British investor William Browder of Hermitage Capital Management
British investor William Browder of Hermitage Capital Management
The head of a Western-based investment company trying to get Russian officials prosecuted for money laundering says information in the case suggests some high-level politicians are involved in the coverup, RFE/RL's Russian Service reports.

Hermitage Capital Managment CEO William Browder told RFE/RL in an interview on April 21 that tens of millions of dollars from a fraudulent tax refund in Russia were pocketed by Russian officials and even police.

"What's so remarkable about it is all this information is out in the public domain and Russian government [officials] -- and it's their money that was stolen...[but] they refuse to do anything about it because they are so busy covering up for the crooked officials that were involved," Browder said. "And you have to wonder how high [up] it goes if with this [incriminating] information they are not willing to do anything."

Browder was speaking one day after Swiss officials announced that an investigation has begun into accusations that Russian tax official Olga Stepanova and her husband were involved in money-laundering through Swiss bank accounts.

The case was opened based on information provided by Browder and attorneys for Hermitage, which operates out of London.

Browder said he received bank documents and other important files from dozens of sources in Russia that he claims show Stepanova and her husband took some $38 million in an illegal $155 million tax refund that was received using documents seized from Hermitage by Russian officials in 2007.

Browder said the couple used the money to buy large properties and homes in Dubai, Montenegro, and Russia that are worth tens of millions of dollars.

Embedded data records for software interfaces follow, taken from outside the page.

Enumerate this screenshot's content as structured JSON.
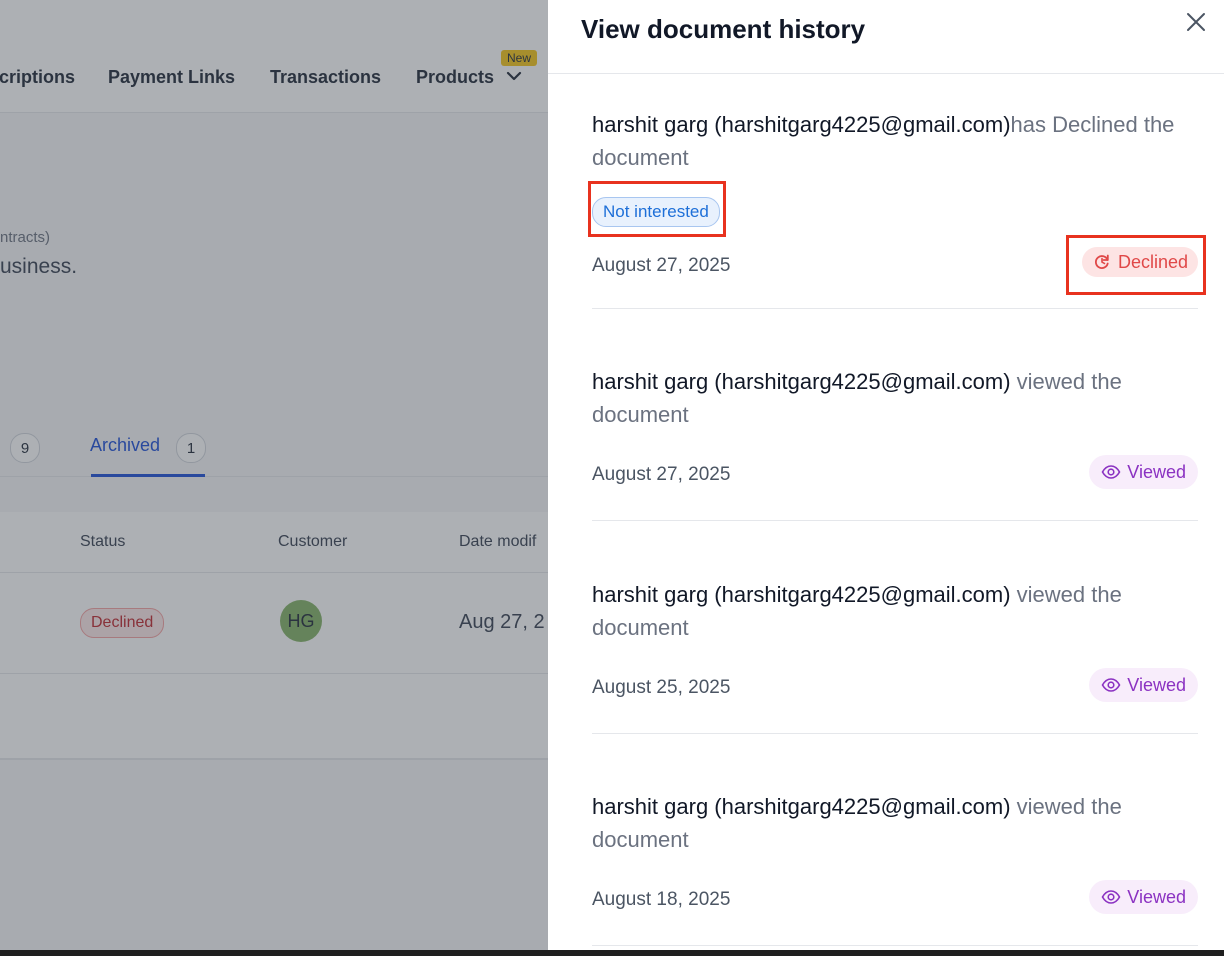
{
  "nav": {
    "items": [
      "criptions",
      "Payment Links",
      "Transactions",
      "Products"
    ],
    "new_badge": "New"
  },
  "intro": {
    "small_text": "ntracts)",
    "big_text": "usiness."
  },
  "tabs": {
    "prev_count": "9",
    "archived_label": "Archived",
    "archived_count": "1"
  },
  "table": {
    "headers": [
      "Status",
      "Customer",
      "Date modif"
    ],
    "row": {
      "status": "Declined",
      "customer_initials": "HG",
      "date": "Aug 27, 2"
    }
  },
  "drawer": {
    "title": "View document history",
    "entries": [
      {
        "actor": "harshit garg (harshitgarg4225@gmail.com)",
        "action": "has Declined the document",
        "reason": "Not interested",
        "date": "August 27, 2025",
        "badge": "Declined"
      },
      {
        "actor": "harshit garg (harshitgarg4225@gmail.com)",
        "action": " viewed the document",
        "date": "August 27, 2025",
        "badge": "Viewed"
      },
      {
        "actor": "harshit garg (harshitgarg4225@gmail.com)",
        "action": " viewed the document",
        "date": "August 25, 2025",
        "badge": "Viewed"
      },
      {
        "actor": "harshit garg (harshitgarg4225@gmail.com)",
        "action": " viewed the document",
        "date": "August 18, 2025",
        "badge": "Viewed"
      }
    ]
  },
  "colors": {
    "accent_blue": "#1d4ed8",
    "declined_red": "#e04848",
    "viewed_purple": "#8b32c2",
    "highlight_red": "#e8321f"
  },
  "icons": {
    "close": "close-icon",
    "declined": "declined-refresh-icon",
    "viewed": "eye-icon",
    "dropdown": "chevron-down-icon"
  }
}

Browder has also published information online that allegedly shows how police officers and other Russian officials involved in the arrest and detention of Sergei Magnitsky -- a lawyer for Hermitage who uncovered the fraud involving the alleged illegal tax refund -- became very wealthy.

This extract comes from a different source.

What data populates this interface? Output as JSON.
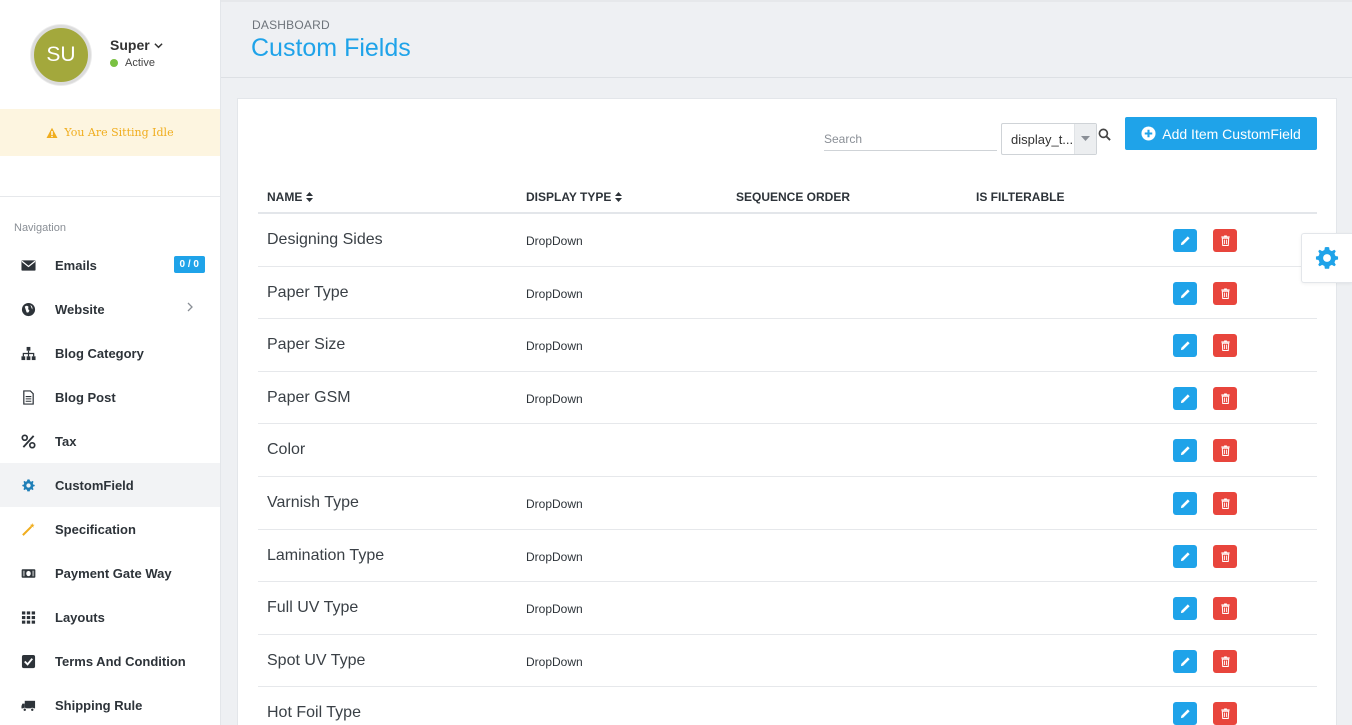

Magnitsky died in 2009 in poor conditions while in pretrial detention for tax evasion charges that his supporters say were trumped up.

He had been kept in jail for some 11 months awaiting trial. His family and friends say he was deprived of the proper medical care he needed for some health conditions and that led to his death.

Browder said the incriminating information that was given to Swiss officials was sent to Hermitage by "citizen investigators" in Russia after his company solicited help from people online to provide any information about members "of the criminal groups that were involved in the fraud that Sergei Magnitsky discovered or [those who] were involved in his false imprisonment, torture, and death."

Browder told RFE/RL that his lawyers received lots of bank statements and that they cross-referenced them with documents they had received from law enforcement officials in New York. He said the information showed that the stolen tax refund money "was flowing through a Swiss bank account at Credit Suisse."